“In Mexico, there is a unique opportunity to have comprehensive legislation that addresses the issue of cannabis from its production to its commercialization,” says Canopy Growth , the largest Canadian company in the sector in terms of market capitalization, by email. “We are following with interest the development of legislation and regulation in Mexico,” says the company, but insists that “any analysis of the new legal framework is” still very premature. ” Canopy, registered within the Senate lobby list, avoids commenting on the criticism and on what it’s mentioned with Mexican lawmakers.
Canada’s industry sees Mexico as a potential $ 2.25 billion market that will largely depend on marijuana business being released for recreational use, according to consulting firm Cannacord Genuity. Its analysts believe that the proposal that failed in October offers “feasible, but not ideal” business opportunities because it limited the participation of foreigners to 20% of the capital stock of a company and prevented vertical integration; that is to say: that a single company controls several phases of the production and marketing process.

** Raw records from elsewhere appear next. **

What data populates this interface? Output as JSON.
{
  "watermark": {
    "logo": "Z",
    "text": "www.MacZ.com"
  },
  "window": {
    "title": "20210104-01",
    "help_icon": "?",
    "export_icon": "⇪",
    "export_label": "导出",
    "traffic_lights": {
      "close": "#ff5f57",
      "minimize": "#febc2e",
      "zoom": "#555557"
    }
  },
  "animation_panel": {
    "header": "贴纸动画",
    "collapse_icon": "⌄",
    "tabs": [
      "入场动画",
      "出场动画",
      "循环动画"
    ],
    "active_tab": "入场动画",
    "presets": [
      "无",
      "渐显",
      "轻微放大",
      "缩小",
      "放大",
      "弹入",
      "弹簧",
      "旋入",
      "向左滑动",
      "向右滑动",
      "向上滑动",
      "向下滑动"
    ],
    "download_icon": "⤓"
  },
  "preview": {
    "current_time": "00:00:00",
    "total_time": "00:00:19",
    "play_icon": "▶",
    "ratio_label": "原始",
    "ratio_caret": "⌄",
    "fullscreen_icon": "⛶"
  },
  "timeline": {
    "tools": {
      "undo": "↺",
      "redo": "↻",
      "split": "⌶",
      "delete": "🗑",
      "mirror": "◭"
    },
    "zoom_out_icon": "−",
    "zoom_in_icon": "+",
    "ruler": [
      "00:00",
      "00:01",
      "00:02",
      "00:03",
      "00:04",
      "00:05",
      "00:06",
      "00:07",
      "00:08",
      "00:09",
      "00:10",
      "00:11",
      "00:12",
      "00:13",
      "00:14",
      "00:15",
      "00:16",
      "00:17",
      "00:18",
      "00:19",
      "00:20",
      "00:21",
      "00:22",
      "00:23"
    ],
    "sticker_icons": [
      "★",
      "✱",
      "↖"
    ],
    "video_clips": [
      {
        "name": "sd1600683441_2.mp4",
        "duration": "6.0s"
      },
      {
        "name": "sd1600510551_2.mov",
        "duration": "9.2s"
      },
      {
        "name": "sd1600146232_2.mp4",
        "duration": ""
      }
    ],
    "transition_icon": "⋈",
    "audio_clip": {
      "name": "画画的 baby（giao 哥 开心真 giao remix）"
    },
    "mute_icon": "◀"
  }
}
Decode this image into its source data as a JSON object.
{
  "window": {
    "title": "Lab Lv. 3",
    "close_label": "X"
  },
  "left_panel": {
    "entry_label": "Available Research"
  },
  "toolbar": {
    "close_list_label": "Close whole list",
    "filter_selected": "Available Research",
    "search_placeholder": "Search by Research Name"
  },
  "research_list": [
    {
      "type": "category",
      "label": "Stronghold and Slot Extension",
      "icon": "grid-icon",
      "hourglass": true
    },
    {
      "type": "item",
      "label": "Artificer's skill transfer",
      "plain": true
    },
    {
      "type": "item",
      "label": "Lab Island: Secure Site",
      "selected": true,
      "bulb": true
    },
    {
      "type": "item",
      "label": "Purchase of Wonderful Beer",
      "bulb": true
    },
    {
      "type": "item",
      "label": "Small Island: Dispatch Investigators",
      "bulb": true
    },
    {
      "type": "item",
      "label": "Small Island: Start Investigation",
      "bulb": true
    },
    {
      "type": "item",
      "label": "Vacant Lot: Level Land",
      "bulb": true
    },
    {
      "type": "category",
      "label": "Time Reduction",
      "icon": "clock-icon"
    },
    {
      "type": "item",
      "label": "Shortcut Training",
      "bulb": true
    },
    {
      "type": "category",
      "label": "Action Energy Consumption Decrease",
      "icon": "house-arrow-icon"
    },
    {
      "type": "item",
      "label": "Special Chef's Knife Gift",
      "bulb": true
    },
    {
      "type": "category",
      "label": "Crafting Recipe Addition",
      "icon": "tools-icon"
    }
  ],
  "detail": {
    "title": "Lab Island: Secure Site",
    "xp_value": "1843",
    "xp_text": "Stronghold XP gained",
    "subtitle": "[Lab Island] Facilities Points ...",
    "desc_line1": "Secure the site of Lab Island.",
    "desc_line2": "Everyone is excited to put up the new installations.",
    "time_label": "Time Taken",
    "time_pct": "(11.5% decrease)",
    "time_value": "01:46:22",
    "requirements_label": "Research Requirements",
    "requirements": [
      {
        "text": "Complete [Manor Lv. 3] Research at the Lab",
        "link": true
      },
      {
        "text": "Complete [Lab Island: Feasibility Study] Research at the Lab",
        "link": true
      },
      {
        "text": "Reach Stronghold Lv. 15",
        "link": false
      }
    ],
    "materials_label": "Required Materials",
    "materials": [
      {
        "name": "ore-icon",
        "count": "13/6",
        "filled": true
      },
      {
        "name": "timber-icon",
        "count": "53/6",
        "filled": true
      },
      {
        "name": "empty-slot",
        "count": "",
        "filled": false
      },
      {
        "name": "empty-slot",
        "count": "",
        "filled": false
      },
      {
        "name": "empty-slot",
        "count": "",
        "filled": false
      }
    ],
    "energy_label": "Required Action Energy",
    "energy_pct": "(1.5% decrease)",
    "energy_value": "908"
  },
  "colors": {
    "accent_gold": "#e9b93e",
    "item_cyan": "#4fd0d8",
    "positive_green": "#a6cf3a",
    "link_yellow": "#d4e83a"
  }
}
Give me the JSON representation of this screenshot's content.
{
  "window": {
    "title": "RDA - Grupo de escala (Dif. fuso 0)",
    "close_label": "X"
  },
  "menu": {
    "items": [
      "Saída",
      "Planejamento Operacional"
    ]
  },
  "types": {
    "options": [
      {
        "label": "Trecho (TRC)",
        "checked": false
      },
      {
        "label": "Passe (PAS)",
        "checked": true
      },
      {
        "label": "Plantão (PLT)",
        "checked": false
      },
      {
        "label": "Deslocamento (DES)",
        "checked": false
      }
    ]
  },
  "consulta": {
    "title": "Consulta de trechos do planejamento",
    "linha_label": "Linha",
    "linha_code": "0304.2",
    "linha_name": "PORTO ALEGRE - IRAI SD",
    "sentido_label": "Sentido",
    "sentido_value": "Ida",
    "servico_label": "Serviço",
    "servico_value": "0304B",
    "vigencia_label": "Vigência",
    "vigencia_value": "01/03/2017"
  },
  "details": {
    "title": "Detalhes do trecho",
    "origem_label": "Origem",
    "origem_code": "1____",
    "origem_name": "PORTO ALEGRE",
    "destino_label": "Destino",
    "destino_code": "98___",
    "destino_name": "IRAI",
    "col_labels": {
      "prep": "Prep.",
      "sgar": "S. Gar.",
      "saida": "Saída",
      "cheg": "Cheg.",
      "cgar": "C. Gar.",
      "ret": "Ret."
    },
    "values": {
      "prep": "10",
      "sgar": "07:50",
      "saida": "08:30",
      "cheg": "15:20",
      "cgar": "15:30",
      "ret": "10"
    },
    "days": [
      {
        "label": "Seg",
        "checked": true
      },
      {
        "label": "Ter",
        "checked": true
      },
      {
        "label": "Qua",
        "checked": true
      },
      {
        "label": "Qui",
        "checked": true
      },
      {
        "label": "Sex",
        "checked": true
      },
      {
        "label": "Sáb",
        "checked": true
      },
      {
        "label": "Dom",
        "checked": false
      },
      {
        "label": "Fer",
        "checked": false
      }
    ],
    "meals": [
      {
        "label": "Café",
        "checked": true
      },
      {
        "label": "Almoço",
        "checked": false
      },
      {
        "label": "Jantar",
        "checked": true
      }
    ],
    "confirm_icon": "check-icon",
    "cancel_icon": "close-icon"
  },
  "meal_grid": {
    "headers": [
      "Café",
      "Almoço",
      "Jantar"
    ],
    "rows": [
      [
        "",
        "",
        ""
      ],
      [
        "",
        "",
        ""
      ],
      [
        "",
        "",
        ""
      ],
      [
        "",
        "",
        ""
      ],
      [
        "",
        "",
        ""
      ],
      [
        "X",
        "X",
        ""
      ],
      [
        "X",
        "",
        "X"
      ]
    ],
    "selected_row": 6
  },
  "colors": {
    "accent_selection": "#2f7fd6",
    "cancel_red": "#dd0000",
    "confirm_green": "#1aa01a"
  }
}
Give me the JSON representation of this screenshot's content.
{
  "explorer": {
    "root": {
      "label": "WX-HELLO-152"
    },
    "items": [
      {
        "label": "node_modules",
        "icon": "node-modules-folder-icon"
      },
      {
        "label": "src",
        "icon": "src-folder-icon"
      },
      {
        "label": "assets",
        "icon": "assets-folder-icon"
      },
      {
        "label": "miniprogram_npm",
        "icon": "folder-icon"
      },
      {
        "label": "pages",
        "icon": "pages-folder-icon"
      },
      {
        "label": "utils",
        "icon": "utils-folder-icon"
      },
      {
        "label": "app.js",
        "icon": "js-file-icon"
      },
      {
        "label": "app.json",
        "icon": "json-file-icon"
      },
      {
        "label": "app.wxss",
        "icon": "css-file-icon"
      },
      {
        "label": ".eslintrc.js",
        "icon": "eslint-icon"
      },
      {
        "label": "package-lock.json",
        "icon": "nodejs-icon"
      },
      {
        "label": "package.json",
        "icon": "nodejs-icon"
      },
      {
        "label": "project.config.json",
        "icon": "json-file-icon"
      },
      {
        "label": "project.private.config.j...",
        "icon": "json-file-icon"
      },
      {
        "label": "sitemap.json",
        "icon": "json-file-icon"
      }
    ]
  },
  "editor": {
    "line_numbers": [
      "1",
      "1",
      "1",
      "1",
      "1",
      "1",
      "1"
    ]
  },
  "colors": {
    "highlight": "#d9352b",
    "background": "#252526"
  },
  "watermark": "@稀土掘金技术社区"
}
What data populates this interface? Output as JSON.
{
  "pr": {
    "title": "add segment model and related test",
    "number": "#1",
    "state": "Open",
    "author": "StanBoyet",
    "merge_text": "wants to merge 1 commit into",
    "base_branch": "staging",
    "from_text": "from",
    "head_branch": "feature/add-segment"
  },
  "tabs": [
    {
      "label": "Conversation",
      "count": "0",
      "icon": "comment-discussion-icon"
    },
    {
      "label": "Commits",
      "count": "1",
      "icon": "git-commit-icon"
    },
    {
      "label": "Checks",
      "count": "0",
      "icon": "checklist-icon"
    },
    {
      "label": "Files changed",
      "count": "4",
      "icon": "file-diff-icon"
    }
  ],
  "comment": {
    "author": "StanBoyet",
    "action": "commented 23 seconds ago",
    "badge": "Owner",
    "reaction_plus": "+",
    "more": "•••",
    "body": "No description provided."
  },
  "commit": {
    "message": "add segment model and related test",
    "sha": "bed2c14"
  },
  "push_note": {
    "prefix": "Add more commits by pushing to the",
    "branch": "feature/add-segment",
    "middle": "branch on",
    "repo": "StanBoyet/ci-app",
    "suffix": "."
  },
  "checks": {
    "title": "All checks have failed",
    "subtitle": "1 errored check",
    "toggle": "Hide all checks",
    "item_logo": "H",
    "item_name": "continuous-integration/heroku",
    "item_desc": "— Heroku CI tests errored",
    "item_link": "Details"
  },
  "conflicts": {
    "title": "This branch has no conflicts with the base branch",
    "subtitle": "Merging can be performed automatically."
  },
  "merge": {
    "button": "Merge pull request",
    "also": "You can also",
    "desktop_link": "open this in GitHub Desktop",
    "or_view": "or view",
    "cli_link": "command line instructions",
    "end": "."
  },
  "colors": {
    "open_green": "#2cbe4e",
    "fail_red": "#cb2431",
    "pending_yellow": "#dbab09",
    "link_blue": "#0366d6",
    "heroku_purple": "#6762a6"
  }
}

The consultancy considers that Khiron, a Colombian-Canadian company, is the best positioned to enter the Mexican market. He has experience with regulations in other countries in the region such as Colombia and Uruguay and has former President Vicente Fox (2000-2006) on his board of directors, a cover letter that includes in practically every statement and financial report. Khiron plans to reach Mexico in the first quarter of this year and aims to reach 11.7 million consumers. EL PAÍS requested an interview, but the company did not reply.
Fox declined for agenda reasons. Aurora Cannabis, another Canadian company that announced in December last year the purchase of Master Pharmacies, the first firm to obtain permission to import raw materials with tetrahydrocannabinol (THC) into Mexico, also did not respond to requests. Like Aphria, one of the largest marijuana business companies in the Canadian market. Almost everyone interested opts for caution and silence becomes eloquent. No one wants to risk a legislative process in which many things remain to be decided. Check here to buy CBD cigarettes online.
The arrival of Canadian capital caused controversy in Colombia, which issued a law in 2017 to regulate the consumption and export of medicinal cannabis. “Khiron and other companies with financial muscle were always one step ahead,” explains Luis Felipe Cruz, a researcher at the organization De Justicia. “They had the money and the experts, even greater technical capacity than the state, and under the table, they dictated how the regulation had to be,” says the Colombian specialist. “The government didn’t savvy to handle expectations well and zilch modified for producers generally or within the nonlegal markets, that are multinational,” he says. Diana Paola Valenzuela, legal director of the Colombian company Anandamida Gardens, details that “there have been obstacles for everyone, even for Canadian funds that financed local companies and had to make their way.”
Some critical voices describe the practices of Canadian companies as “cannabis colonialism” and others affirm that there is room for all kinds of actors. The challenge for the Mexican Congress is enormous. At stake is guaranteeing consumer rights, changing the course of an anti-drug policy that has plunged the country into the worst crisis of violence in its recent history, outlining the rules for what could become the largest legal market for marijuana until now and achieve a political consensus that resists pressure and interests inside and outside the governing coalition. They have three months to do it.